In clinical settings, clinical pharmacologists work directly with patients to observe the results of a drug therapy. In a laboratory, they may investigate a drug's interaction with the human body. They study drug metabolism, or how the body metabolizes chemicals, and analyze biomarkers, which are measurable signs of processes in the human body. In the office environment, clinical pharmacologists may participate in academia and research, such as publishing scientific literature and advising the Federal Drug Administration (FDA) on possible drug regulation.

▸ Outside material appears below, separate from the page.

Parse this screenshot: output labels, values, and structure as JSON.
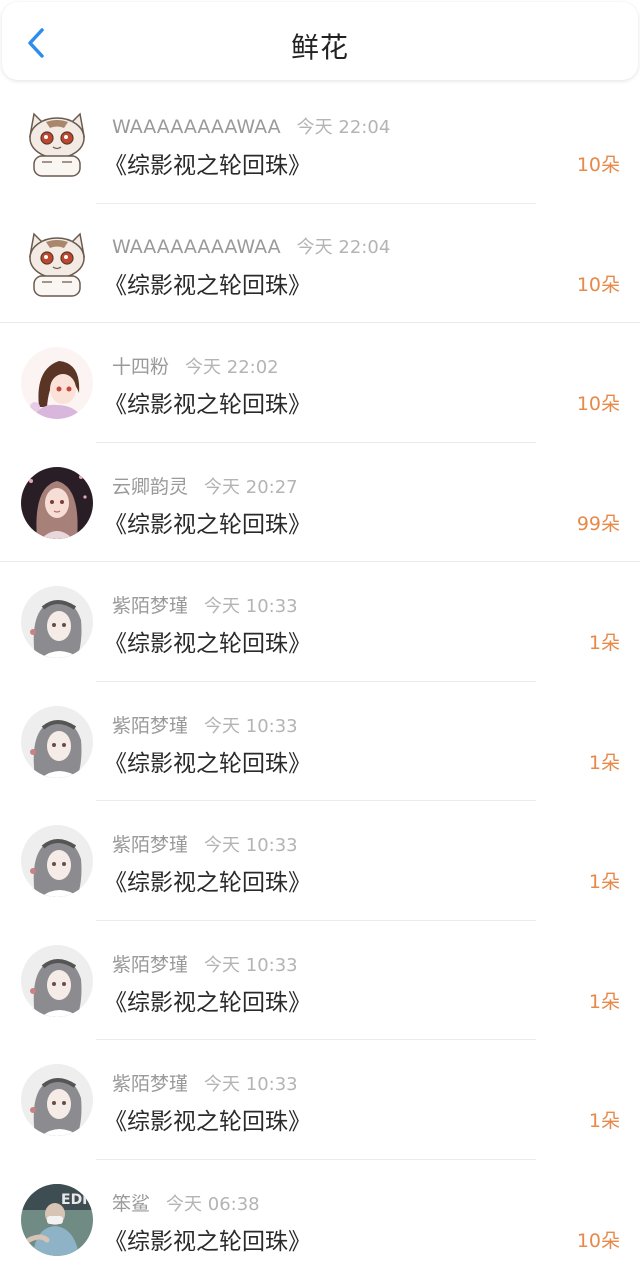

Clinical pharmacologists play a critical role in the study and assessment of drug therapies. During drug development, clinical pharmacologists can collaborate with pharmaceutical industry sponsors and FDA officials to help design and conduct clinical human trials. Clinical pharmacologists may participate in clinical protocols, which are plans for a clinical study that dictate how and why the study will be performed. Clinical drug trials are typically split into three or four different phases, with each subsequent phase increasing the number of study participants. New drug therapies may be tested against a placebo or an existing treatment. Trial results may reveal insight into a drug's therapeutic efficacy (ability to treat a condition) and provide data for clinical pharmacologists to interpret.
Clinical pharmacology has a broad range of applications, and clinical pharmacologists may perform work involving the following branches of pharmacology, including:
Clinical pharmacologists work alongside statisticians, pharmacokineticists, epidemiologists, clinical toxicologists, pharmaceutical chemists, geneticists, and microbiologists, and clinical pharmacists, among many others.